Local first and second grade students make cards for military servicemembers that get a respite and time to reconnect with their family at Warrior Retreat at Bull Run in Haymarket, Va. With one card in particular, Shirley Dominic shared her reflection on it with Department of Virginia American Legion leadership and Haymarket Post 1799 members.
“A little first grader, she drew a picture of a warrior that was standing post at her bedside. She was laying there, asleep, and her little quote was ‘So I could sleep.’ What does that mean? Somebody is on the ground working so we as a country can sleep,” said Dominic, a U.S. Air Force veteran and co-founder and president of Willing Warriors, the nonprofit that runs the Warrior Retreat at Bull Run.
Shirley and Willing Warriors co-founder John Dominic were presented with a $10,000 American Legion Operation Comfort Warriors grant on March 23 to help continue with providing free stay for servicemembers and their families.
The American Legion “is really supporting families, warriors, loved ones, battle buddies that have been there, done that,” Shirley Dominic said. “It’s causing them to have hope for tomorrow. I just want to say from all of us thank you all for doing this.
“Thank you, Tom (Henning) for waving that flag for us always.”
This is the third $10,000 OCW grant for Warrior Retreat at Bull Run that Henning applied for and received over the last five years. These grants have provided 15 servicemembers and their families with one week of rest and recreation at the retreat.
“You’re doing wonderful things. You’re saving lives, you’re saving marriages. I think it’s fantastic what you’re doing,” Henning said to Shirley and John.
The Warriors Retreat at Bull Run opened in 2015, and its more than 60 educational and recreational activities provide a respite for wounded, ill or injured servicemembers, and their families at no cost. Henning has served as Post 1799’s liaison to the retreat since he first served as a volunteer.
Henning came to the Warrior Retreat to help with ground cleanup and a house renovation. “He started out as a volunteer, he understood the value of it, and he brought the message back to his post,” John Dominic said. “From that point, the post has been helping us with volunteers and donations.”
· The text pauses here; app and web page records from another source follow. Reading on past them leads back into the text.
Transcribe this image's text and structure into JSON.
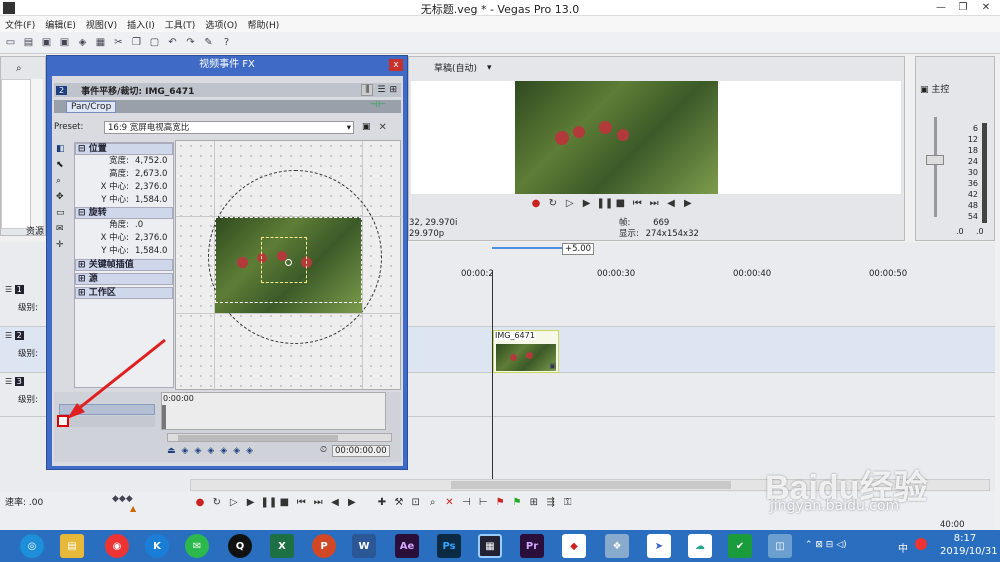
{
  "window": {
    "title": "无标题.veg * - Vegas Pro 13.0",
    "minimize": "—",
    "restore": "❐",
    "close": "✕"
  },
  "menu": [
    "文件(F)",
    "编辑(E)",
    "视图(V)",
    "插入(I)",
    "工具(T)",
    "选项(O)",
    "帮助(H)"
  ],
  "left_panel": {
    "tab_label": "资源"
  },
  "preview_toolbar": {
    "quality": "草稿(自动)"
  },
  "preview_info": {
    "project_line1": "32, 29.970i",
    "project_line2": "29.970p",
    "frame_label": "帧:",
    "frame_value": "669",
    "display_label": "显示:",
    "display_value": "274x154x32"
  },
  "master": {
    "title": "主控",
    "meter_labels": [
      "6",
      "12",
      "18",
      "24",
      "30",
      "36",
      "42",
      "48",
      "54"
    ],
    "left_bottom": ".0",
    "right_bottom": ".0"
  },
  "dialog": {
    "title": "视频事件 FX",
    "close": "x",
    "track_num": "2",
    "header_label": "事件平移/裁切: IMG_6471",
    "tab": "Pan/Crop",
    "preset_label": "Preset:",
    "preset_value": "16:9 宽屏电视高宽比",
    "sections": {
      "position": "位置",
      "rotation": "旋转",
      "keyframe": "关键帧插值",
      "source": "源",
      "workspace": "工作区"
    },
    "props": {
      "width_k": "宽度:",
      "width_v": "4,752.0",
      "height_k": "高度:",
      "height_v": "2,673.0",
      "xcenter_k": "X 中心:",
      "xcenter_v": "2,376.0",
      "ycenter_k": "Y 中心:",
      "ycenter_v": "1,584.0",
      "angle_k": "角度:",
      "angle_v": ".0",
      "rxcenter_k": "X 中心:",
      "rxcenter_v": "2,376.0",
      "rycenter_k": "Y 中心:",
      "rycenter_v": "1,584.0"
    },
    "kf_time_start": "0:00:00",
    "kf_time_end": "00:00:00.00"
  },
  "timeline": {
    "playhead_badge": "+5.00",
    "ruler": [
      "00:00:2",
      "00:00:30",
      "00:00:40",
      "00:00:50"
    ],
    "tracks": [
      {
        "num": "1",
        "level_label": "级别:"
      },
      {
        "num": "2",
        "level_label": "级别:"
      },
      {
        "num": "3",
        "level_label": "级别:"
      }
    ],
    "clip_name": "IMG_6471",
    "rate_label": "速率: .00",
    "bottom_time": "40:00"
  },
  "watermark": {
    "brand": "Baidu经验",
    "url": "jingyan.baidu.com"
  },
  "taskbar": {
    "time": "8:17",
    "date": "2019/10/31",
    "ime": "中"
  }
}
John Dominic said the retreat didn’t get to host several of their main fundraisers in 2020 because of COVID-19. So the OCW grant “is very important to us.”
The greeting sign entering Warrior Retreat at Bull Run says, “Home Away From Home.” John Dominic said it is the volunteers and staff who make the place feel like home.
“I can’t say enough about our staff and all of our volunteers here that work. They do such an amazing job at making the warriors who come here feel at home and letting them know that this is their home for the week. Just enjoy it with their families. And it’s worked.”
Army veteran Zachary Herrick stayed at the Warrior Retreat with his wife and two young children. “This is what we needed to get outside, to get away from the stress,” Herrick said during the OCW presentation. “This is exactly what our family needed. I can’t stress that enough. It felt like home.”
On June 25, 2011, Herrick was shot in the face while serving in Afghanistan. During his recovery at Walter Reed National Military Medical Center, art became his rehabilitation therapy. He is the founder of American Heroes HeART, a form of art called Explosive Art or Infantry Art created with paint cannons. Like his art, Herrick said the Warrior Retreat was a safe place for him and his family.
“When we came here it was a very humbling experience because it’s very quiet and you’re in your thoughts, and you’re with the other person who you love, and it was a time that we got to reconnect and actually enjoy not only this place but each other in a way that we couldn’t really connect outside or even at home. It really helped sew our marriage back tighter. It was a family cohesive feel as we left.”
The Warrior Retreat at Bull Run is located on 37 acres in the scenic foothills of Bull Run Mountains. John Dominic said the moment veterans “get out of the car and see the surrounding area they start to relax. Then when they meet our volunteers and our staff who really care a lot about them and want to do something for them, they start to decompress. They start to open to their families to whom a lot of times they don’t even have dialogue with. They are so isolated and so withdrawn; we see emotional defenses just drop. They start to breathe again if you would. And relax. That’s the thing that we are looking for all the time.
“Thank you (to The American Legion) for your support over the years,” John Dominic said. “We really appreciate it. I know the warriors appreciate it so much too.”